# WHAT TO DO
In the entries below, the word "label" appears on some lines. Copy each of those lines.

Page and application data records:
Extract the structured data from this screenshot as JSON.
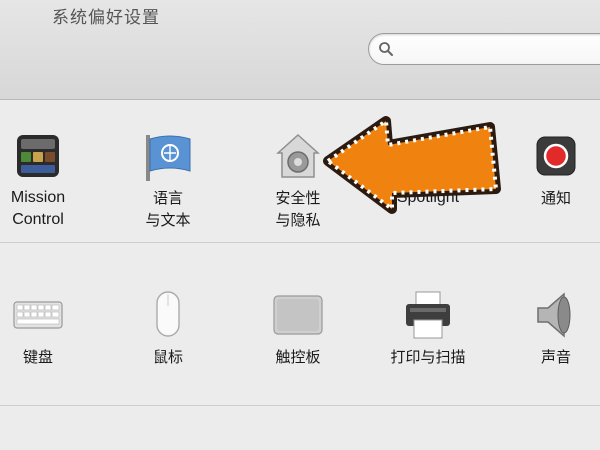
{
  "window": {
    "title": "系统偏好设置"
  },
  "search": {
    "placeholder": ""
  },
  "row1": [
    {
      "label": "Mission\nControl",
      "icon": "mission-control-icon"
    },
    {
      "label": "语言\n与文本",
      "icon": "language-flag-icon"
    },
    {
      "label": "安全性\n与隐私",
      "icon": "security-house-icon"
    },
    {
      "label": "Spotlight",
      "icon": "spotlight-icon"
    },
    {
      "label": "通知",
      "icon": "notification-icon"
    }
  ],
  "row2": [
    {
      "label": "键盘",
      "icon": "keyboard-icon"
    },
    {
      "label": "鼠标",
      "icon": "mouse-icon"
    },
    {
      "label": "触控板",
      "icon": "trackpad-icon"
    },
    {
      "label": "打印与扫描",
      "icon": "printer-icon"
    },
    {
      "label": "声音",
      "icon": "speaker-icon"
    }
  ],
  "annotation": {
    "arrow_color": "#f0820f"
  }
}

# SOLUTION TO THIS EXERCISE
      "label": "Mission\nControl",
      "label": "语言\n与文本",
      "label": "安全性\n与隐私",
      "label": "Spotlight",
      "label": "通知",
      "label": "键盘",
      "label": "鼠标",
      "label": "触控板",
      "label": "打印与扫描",
      "label": "声音",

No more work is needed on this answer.